Diary entries from William Carey, 1795:


            •February 3: “This is indeed the Valley of the Shadow of Death.”

            •February 7: “O that this day could be consigned to oblivion.”

            •February 17: “O that I had but the spirit to pray for myself.”[1]


             Carey, the father of the modern Christian missionary movement, wrote those words in India during great adversity. His setbacks make his achievements seem supernatural. He and his assistants translated the entire Bible into 6 Indian languages and dialects, and parts of the Bible into 29 more—despite a fire destroying his publishing facility. He set up schools and preached regularly, surviving serious illnesses and limited funds while coping with his first wife’s gradual descent into mental illness, and the deaths of two subsequent wives, several children, and coworkers. He labored years before seeing a single convert.

            Yet he also wrote: “I have God, and His Word is sure.”


Revelations of God During Troubles

            How can one be so tested, yet still declare God and His Word as true and ever-present? Because of the commitment to persevere through trials so the character of God can be revealed. And Carey persevered. It took two years before he was declared qualified to preach. In fact, he was never known for his preaching, but for his plodding. He said: “I can plod. I can persevere.”[2] What the Bible calls perseverance, Carey called “plodding”—that unshakable faith that if God doesn’t remove the trouble, He will move me through it. Throughout Scripture people discover God’s faithfulness and character amid trials. Job is the ultimate example, but consider the psalmist: “Your faithfulness endures to all generations.... Unless Your law had been my delight, I would then have perished in my affliction” (Psalm 119:90, 92).

            His point is that affliction revealed more of God. Instead of asking why God did this, he declared how God and God’s Word became clearer and sustained him through trials. “Why?” is a normal human response. God is not put off by that question. It may be a starting point that allows us to better understand His purposes in our life.


Reminders About God During Troubles

            The great preacher Charles Spurgeon, familiar with times of trouble, wrote, “I learned more of my Lord then than at any other time.” C. S. Lewis wrote, “God whispers to us in our pleasures, speaks in our consciences, but shouts in our pains.” During adversity we learn that . . .

            •God gives permission. Nothing happens outside His will. The clearest example is Job. Satan had to ask God for permission to afflict Job, which God granted—with limits (Job 1:12; 2:6). Those limits are referred to in 1 Corinthians 10:13. God “will not allow you to be tempted [tested] beyond what you are able.” Once you understand that your troubles have arrived with God’s permission, it begs a new question: “God, what is the purpose of this trouble?”

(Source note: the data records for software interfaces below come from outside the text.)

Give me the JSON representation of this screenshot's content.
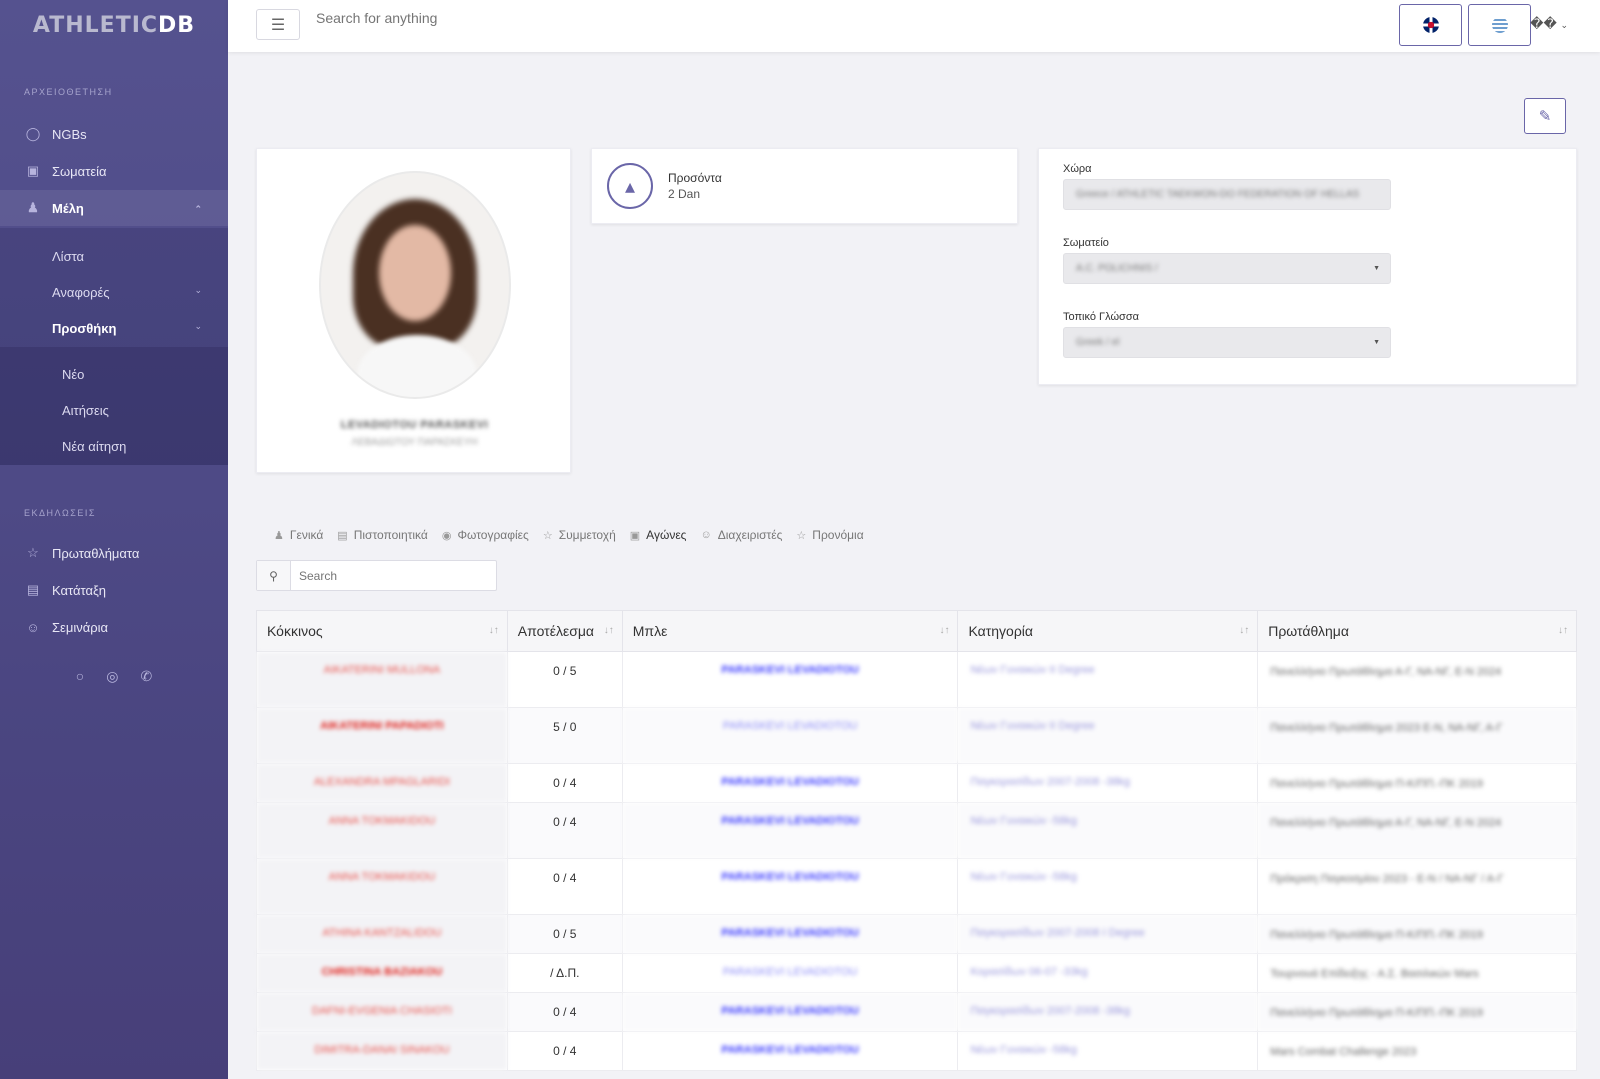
{
  "logo": {
    "part1": "ATHLETIC",
    "part2": "DB"
  },
  "sidebar": {
    "section1": "ΑΡΧΕΙΟΘΕΤΗΣΗ",
    "items": [
      {
        "label": "NGBs",
        "icon": "lightbulb-icon"
      },
      {
        "label": "Σωματεία",
        "icon": "wallet-icon"
      },
      {
        "label": "Μέλη",
        "icon": "member-icon"
      }
    ],
    "members_sub": [
      {
        "label": "Λίστα"
      },
      {
        "label": "Αναφορές"
      },
      {
        "label": "Προσθήκη"
      }
    ],
    "add_sub": [
      {
        "label": "Νέο"
      },
      {
        "label": "Αιτήσεις"
      },
      {
        "label": "Νέα αίτηση"
      }
    ],
    "section2": "ΕΚΔΗΛΩΣΕΙΣ",
    "events": [
      {
        "label": "Πρωταθλήματα",
        "icon": "trophy-icon"
      },
      {
        "label": "Κατάταξη",
        "icon": "bar-chart-icon"
      },
      {
        "label": "Σεμινάρια",
        "icon": "user-group-icon"
      }
    ]
  },
  "topbar": {
    "search_placeholder": "Search for anything",
    "user_label": "��"
  },
  "profile": {
    "name": "LEVADIOTOU PARASKEVI",
    "name_local": "ΛΕΒΑΔΙΩΤΟΥ ΠΑΡΑΣΚΕΥΗ"
  },
  "qualifications": {
    "title": "Προσόντα",
    "value": "2 Dan"
  },
  "fields": {
    "country_label": "Χώρα",
    "country_value": "Greece / ATHLETIC TAEKWON-DO FEDERATION OF HELLAS",
    "club_label": "Σωματείο",
    "club_value": "A.C. POLICHNIS /",
    "language_label": "Τοπικό Γλώσσα",
    "language_value": "Greek / el"
  },
  "tabs": [
    {
      "label": "Γενικά",
      "icon": "person-icon"
    },
    {
      "label": "Πιστοποιητικά",
      "icon": "id-card-icon"
    },
    {
      "label": "Φωτογραφίες",
      "icon": "camera-icon"
    },
    {
      "label": "Συμμετοχή",
      "icon": "trophy-icon"
    },
    {
      "label": "Αγώνες",
      "icon": "wallet-icon"
    },
    {
      "label": "Διαχειριστές",
      "icon": "user-icon"
    },
    {
      "label": "Προνόμια",
      "icon": "star-icon"
    }
  ],
  "table_search_placeholder": "Search",
  "table": {
    "headers": [
      "Κόκκινος",
      "Αποτέλεσμα",
      "Μπλε",
      "Κατηγορία",
      "Πρωτάθλημα"
    ],
    "rows": [
      {
        "red": "AIKATERINI MULLONA",
        "result": "0 / 5",
        "blue": "PARASKEVI LEVADIOTOU",
        "category": "Νέων Γυναικών II Degree",
        "championship": "Πανελλήνιο Πρωτάθλημα Α-Γ, ΝΑ-ΝΓ, Ε-Ν 2024"
      },
      {
        "red": "AIKATERINI PAPADIOTI",
        "result": "5 / 0",
        "blue": "PARASKEVI LEVADIOTOU",
        "category": "Νέων Γυναικών II Degree",
        "championship": "Πανελλήνιο Πρωτάθλημα 2023 Ε-Ν, ΝΑ-ΝΓ, Α-Γ"
      },
      {
        "red": "ALEXANDRA MPAGLARIDI",
        "result": "0 / 4",
        "blue": "PARASKEVI LEVADIOTOU",
        "category": "Παγκορασίδων 2007-2008 -38kg",
        "championship": "Πανελλήνιο Πρωτάθλημα Π-Κ/ΠΠ.-ΠΚ 2019"
      },
      {
        "red": "ANNA TOKMAKIDOU",
        "result": "0 / 4",
        "blue": "PARASKEVI LEVADIOTOU",
        "category": "Νέων Γυναικών -58kg",
        "championship": "Πανελλήνιο Πρωτάθλημα Α-Γ, ΝΑ-ΝΓ, Ε-Ν 2024"
      },
      {
        "red": "ANNA TOKMAKIDOU",
        "result": "0 / 4",
        "blue": "PARASKEVI LEVADIOTOU",
        "category": "Νέων Γυναικών -58kg",
        "championship": "Πρόκριση Παγκοσμίου 2023 - Ε-Ν / ΝΑ-ΝΓ / Α-Γ"
      },
      {
        "red": "ATHINA KANTZALIDOU",
        "result": "0 / 5",
        "blue": "PARASKEVI LEVADIOTOU",
        "category": "Παγκορασίδων 2007-2008 I Degree",
        "championship": "Πανελλήνιο Πρωτάθλημα Π-Κ/ΠΠ.-ΠΚ 2019"
      },
      {
        "red": "CHRISTINA BAZIAKOU",
        "result": "/ Δ.Π.",
        "blue": "PARASKEVI LEVADIOTOU",
        "category": "Κορασίδων 06-07 -33kg",
        "championship": "Τουρνουά Επίδειξης - Α.Σ. Βασιλικών Mars"
      },
      {
        "red": "DAFNI-EVGENIA CHASIOTI",
        "result": "0 / 4",
        "blue": "PARASKEVI LEVADIOTOU",
        "category": "Παγκορασίδων 2007-2008 -38kg",
        "championship": "Πανελλήνιο Πρωτάθλημα Π-Κ/ΠΠ.-ΠΚ 2019"
      },
      {
        "red": "DIMITRA-DANAI SINAKOU",
        "result": "0 / 4",
        "blue": "PARASKEVI LEVADIOTOU",
        "category": "Νέων Γυναικών -58kg",
        "championship": "Mars Combat Challenge 2023"
      }
    ]
  }
}
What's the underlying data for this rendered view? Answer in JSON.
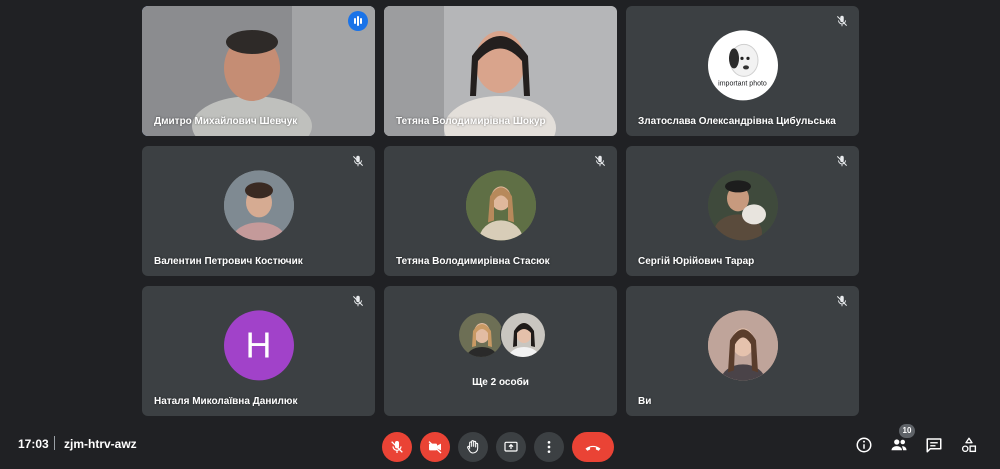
{
  "participants": [
    {
      "name": "Дмитро Михайлович Шевчук",
      "state": "speaking"
    },
    {
      "name": "Тетяна Володимирівна Шокур",
      "state": "video"
    },
    {
      "name": "Златослава Олександрівна Цибульська",
      "state": "muted",
      "avatar_caption": "important photo"
    },
    {
      "name": "Валентин Петрович Костючик",
      "state": "muted"
    },
    {
      "name": "Тетяна Володимирівна Стасюк",
      "state": "muted"
    },
    {
      "name": "Сергій Юрійович Тарар",
      "state": "muted"
    },
    {
      "name": "Наталя Миколаївна Данилюк",
      "state": "muted",
      "avatar_letter": "Н"
    },
    {
      "name": "Ще 2 особи",
      "state": "group"
    },
    {
      "name": "Ви",
      "state": "muted"
    }
  ],
  "footer": {
    "time": "17:03",
    "meeting_code": "zjm-htrv-awz",
    "participant_count": "10"
  },
  "colors": {
    "background": "#202124",
    "tile": "#3c4043",
    "danger": "#ea4335",
    "active_speaker": "#8ab4f8",
    "letter_avatar": "#a142c9"
  },
  "icons": {
    "mic": "mic-off-icon",
    "camera": "camera-off-icon",
    "hand": "raise-hand-icon",
    "present": "present-screen-icon",
    "more": "more-options-icon",
    "leave": "hang-up-icon",
    "info": "info-icon",
    "people": "people-icon",
    "chat": "chat-icon",
    "activities": "activities-icon"
  }
}
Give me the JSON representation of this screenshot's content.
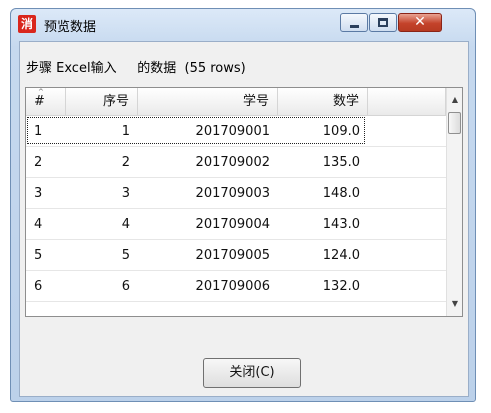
{
  "window": {
    "icon_glyph": "消",
    "title": "预览数据",
    "accent_color": "#c4432b"
  },
  "caption": "步骤 Excel输入     的数据  (55 rows)",
  "table": {
    "sort_indicator": "^",
    "columns": [
      "#",
      "序号",
      "学号",
      "数学"
    ],
    "rows": [
      [
        "1",
        "1",
        "201709001",
        "109.0"
      ],
      [
        "2",
        "2",
        "201709002",
        "135.0"
      ],
      [
        "3",
        "3",
        "201709003",
        "148.0"
      ],
      [
        "4",
        "4",
        "201709004",
        "143.0"
      ],
      [
        "5",
        "5",
        "201709005",
        "124.0"
      ],
      [
        "6",
        "6",
        "201709006",
        "132.0"
      ]
    ]
  },
  "buttons": {
    "close_label": "关闭(C)"
  },
  "icons": {
    "minimize": "minimize-icon",
    "maximize": "maximize-icon",
    "close": "close-icon",
    "scroll_up": "chevron-up-icon",
    "scroll_down": "chevron-down-icon"
  }
}
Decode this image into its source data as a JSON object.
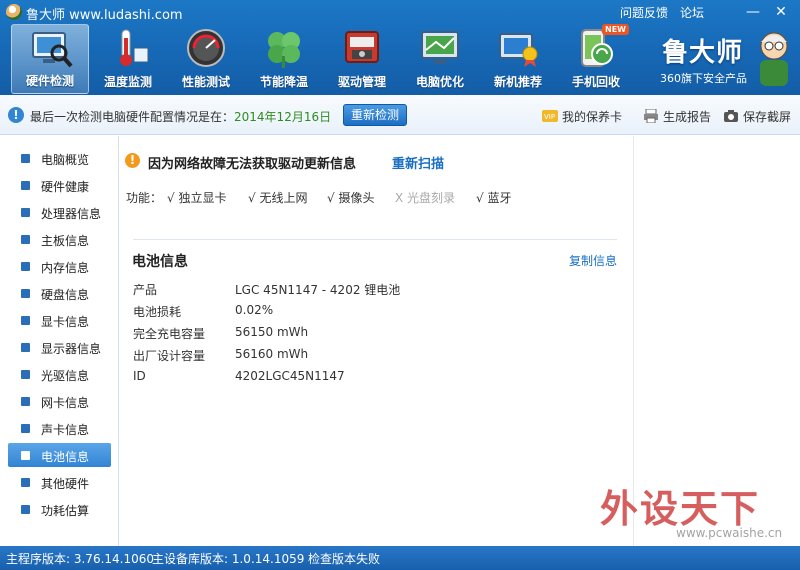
{
  "app": {
    "title": "鲁大师 www.ludashi.com",
    "links": {
      "feedback": "问题反馈",
      "forum": "论坛"
    },
    "window_controls": {
      "minimize": "—",
      "close": "✕"
    }
  },
  "toolbar": [
    {
      "label": "硬件检测",
      "icon": "hardware-detect-icon",
      "active": true
    },
    {
      "label": "温度监测",
      "icon": "thermometer-icon",
      "active": false
    },
    {
      "label": "性能测试",
      "icon": "speedometer-icon",
      "active": false
    },
    {
      "label": "节能降温",
      "icon": "clover-icon",
      "active": false
    },
    {
      "label": "驱动管理",
      "icon": "driver-chip-icon",
      "active": false
    },
    {
      "label": "电脑优化",
      "icon": "optimize-monitor-icon",
      "active": false
    },
    {
      "label": "新机推荐",
      "icon": "new-pc-icon",
      "active": false
    },
    {
      "label": "手机回收",
      "icon": "phone-recycle-icon",
      "active": false,
      "badge": "NEW"
    }
  ],
  "brand": {
    "name": "鲁大师",
    "subtitle": "360旗下安全产品"
  },
  "info_bar": {
    "text": "最后一次检测电脑硬件配置情况是在：",
    "date": "2014年12月16日",
    "recheck_button": "重新检测",
    "warranty_card": "我的保养卡",
    "generate_report": "生成报告",
    "save_screenshot": "保存截屏"
  },
  "sidebar": {
    "items": [
      {
        "label": "电脑概览",
        "active": false
      },
      {
        "label": "硬件健康",
        "active": false
      },
      {
        "label": "处理器信息",
        "active": false
      },
      {
        "label": "主板信息",
        "active": false
      },
      {
        "label": "内存信息",
        "active": false
      },
      {
        "label": "硬盘信息",
        "active": false
      },
      {
        "label": "显卡信息",
        "active": false
      },
      {
        "label": "显示器信息",
        "active": false
      },
      {
        "label": "光驱信息",
        "active": false
      },
      {
        "label": "网卡信息",
        "active": false
      },
      {
        "label": "声卡信息",
        "active": false
      },
      {
        "label": "电池信息",
        "active": true
      },
      {
        "label": "其他硬件",
        "active": false
      },
      {
        "label": "功耗估算",
        "active": false
      }
    ]
  },
  "main": {
    "warning": "因为网络故障无法获取驱动更新信息",
    "rescan_link": "重新扫描",
    "features_label": "功能：",
    "features": [
      {
        "label": "√  独立显卡",
        "available": true
      },
      {
        "label": "√  无线上网",
        "available": true
      },
      {
        "label": "√  摄像头",
        "available": true
      },
      {
        "label": "X  光盘刻录",
        "available": false
      },
      {
        "label": "√  蓝牙",
        "available": true
      }
    ],
    "section_title": "电池信息",
    "copy_link": "复制信息",
    "rows": [
      {
        "key": "产品",
        "value": "LGC 45N1147 -   4202 锂电池"
      },
      {
        "key": "电池损耗",
        "value": "0.02%"
      },
      {
        "key": "完全充电容量",
        "value": "56150 mWh"
      },
      {
        "key": "出厂设计容量",
        "value": "56160 mWh"
      },
      {
        "key": "ID",
        "value": "4202LGC45N1147"
      }
    ]
  },
  "watermark": {
    "big": "外设天下",
    "small": "www.pcwaishe.cn"
  },
  "status_bar": {
    "main_version": "主程序版本: 3.76.14.1060",
    "db_version": "主设备库版本: 1.0.14.1059",
    "check_version": "检查版本失败"
  },
  "colors": {
    "header_blue": "#1667b4",
    "accent_green": "#2f8b1f",
    "link_blue": "#1a6fc4",
    "warning_orange": "#f39a1c"
  }
}
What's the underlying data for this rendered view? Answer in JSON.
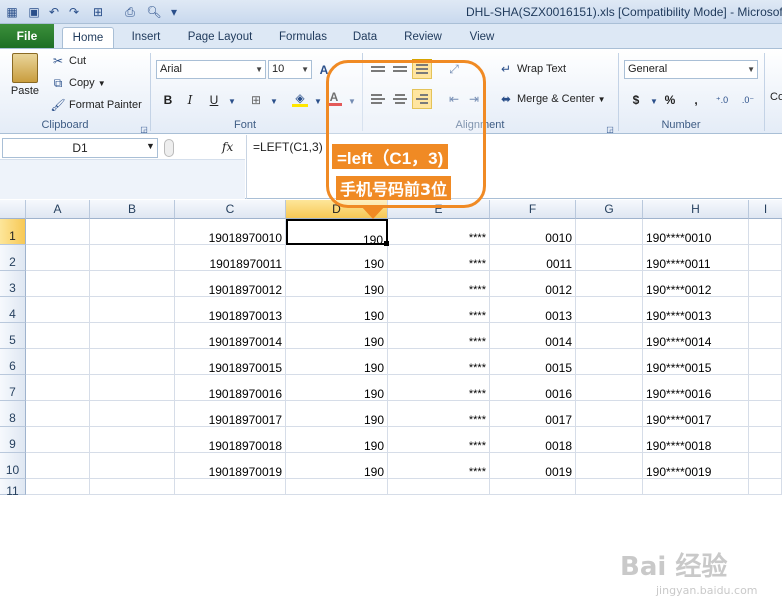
{
  "window": {
    "title": "DHL-SHA(SZX0016151).xls  [Compatibility Mode] - Microsof"
  },
  "tabs": [
    "File",
    "Home",
    "Insert",
    "Page Layout",
    "Formulas",
    "Data",
    "Review",
    "View"
  ],
  "ribbon": {
    "clipboard": {
      "label": "Clipboard",
      "paste": "Paste",
      "cut": "Cut",
      "copy": "Copy",
      "format_painter": "Format Painter"
    },
    "font": {
      "label": "Font",
      "name": "Arial",
      "size": "10",
      "bold": "B",
      "italic": "I",
      "underline": "U",
      "font_color_glyph": "A"
    },
    "alignment": {
      "label": "Alignment",
      "wrap_text": "Wrap Text",
      "merge_center": "Merge & Center"
    },
    "number": {
      "label": "Number",
      "format": "General",
      "currency": "$",
      "percent": "%",
      "comma": ","
    },
    "styles_partial": "Co"
  },
  "formula_bar": {
    "name_box": "D1",
    "fx": "fx",
    "formula": "=LEFT(C1,3)"
  },
  "grid": {
    "columns": [
      "A",
      "B",
      "C",
      "D",
      "E",
      "F",
      "G",
      "H",
      "I"
    ],
    "selected_column": "D",
    "rows": [
      {
        "row": "1",
        "C": "19018970010",
        "D": "190",
        "E": "****",
        "F": "0010",
        "H": "190****0010"
      },
      {
        "row": "2",
        "C": "19018970011",
        "D": "190",
        "E": "****",
        "F": "0011",
        "H": "190****0011"
      },
      {
        "row": "3",
        "C": "19018970012",
        "D": "190",
        "E": "****",
        "F": "0012",
        "H": "190****0012"
      },
      {
        "row": "4",
        "C": "19018970013",
        "D": "190",
        "E": "****",
        "F": "0013",
        "H": "190****0013"
      },
      {
        "row": "5",
        "C": "19018970014",
        "D": "190",
        "E": "****",
        "F": "0014",
        "H": "190****0014"
      },
      {
        "row": "6",
        "C": "19018970015",
        "D": "190",
        "E": "****",
        "F": "0015",
        "H": "190****0015"
      },
      {
        "row": "7",
        "C": "19018970016",
        "D": "190",
        "E": "****",
        "F": "0016",
        "H": "190****0016"
      },
      {
        "row": "8",
        "C": "19018970017",
        "D": "190",
        "E": "****",
        "F": "0017",
        "H": "190****0017"
      },
      {
        "row": "9",
        "C": "19018970018",
        "D": "190",
        "E": "****",
        "F": "0018",
        "H": "190****0018"
      },
      {
        "row": "10",
        "C": "19018970019",
        "D": "190",
        "E": "****",
        "F": "0019",
        "H": "190****0019"
      },
      {
        "row": "11"
      }
    ]
  },
  "callout": {
    "line1": "=left（C1，3)",
    "line2": "手机号码前3位",
    "color": "#f08a24"
  },
  "watermark": {
    "text": "Bai 经验",
    "sub": "jingyan.baidu.com"
  }
}
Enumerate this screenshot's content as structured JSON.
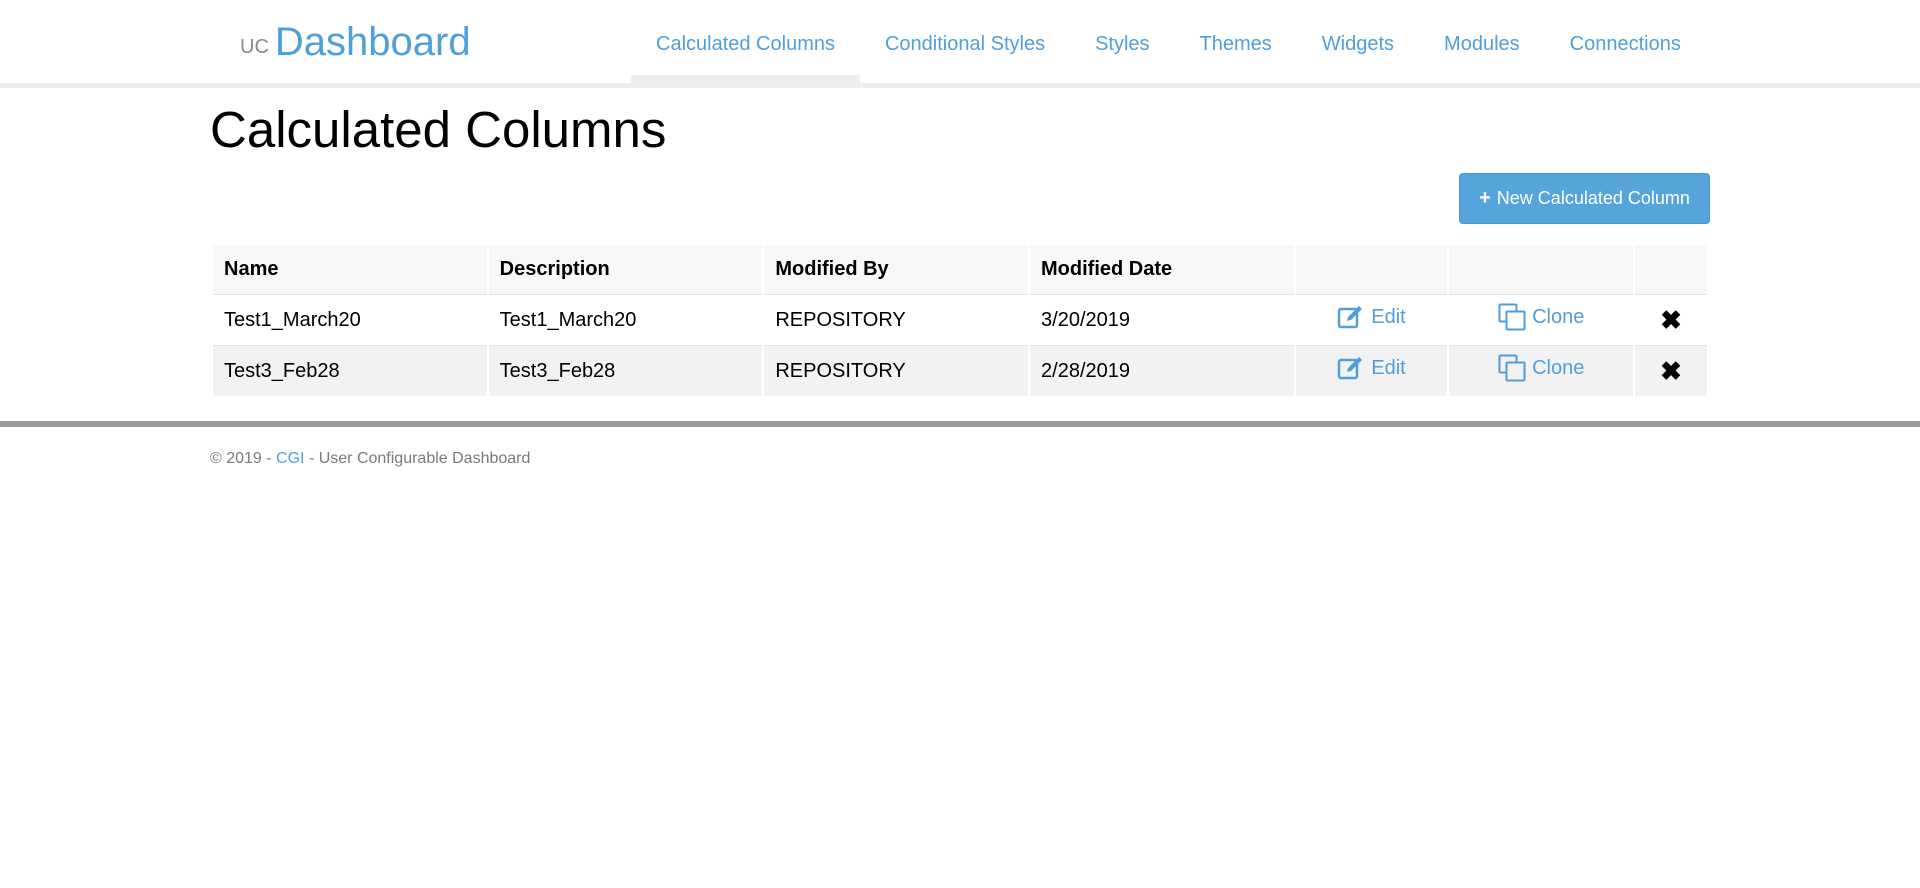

            •God has plans. Theologians refer to Paul as the “apostle of God’s grace.” Paul mentions the grace of God over eighty times. He was the apostle to the Gentiles who, by grace, were invited to share the new covenant blessings of Israel. How better for the “apostle of grace” learn about grace than to be put in a position where grace was necessary to endure? That was God’s plan: “And He said to me, ‘My grace is sufficient for you, for My strength is made perfect in weakness’” (2 Corinthians 12:9). If you are suffering by God’s permission, it is because God has a plan for you (Psalm 139:16).

            •God has purposes. When God’s permission and plans result in pain, we ask, “How long?” God is not governed by time, but by purposes. When His purpose is accomplished, circumstances will change (Deuteronomy 8:16). We learn God’s ways are higher than ours. We can trust His purposes (Isaiah 55:8-11).

            •God is powerful. We learn through troubles that we are loved by God. Nothing, Paul wrote, can “separate us from the love of God in Christ Jesus” (Romans 8:39, ESV). Powerful forces work to separate us from His love. But God is more powerful. Whatever trouble you are experiencing today, God loves you.

            Our troubles may never be as stressful as William Carey’s. But regardless of the form or intensity of our adversity, the greatest benefit is learning and understanding more about the God who loves us.


David Jeremiah is the senior pastor of Shadow Mountain Community Church and the founder and host of Turning Point for God. For more information about Dr. Jeremiah or Turning Point, visit www.DavidJeremiah.org.


[1] Christian History, Issue 36 (Vol. XI, No. 4), 31.

[2] Ibid, 17.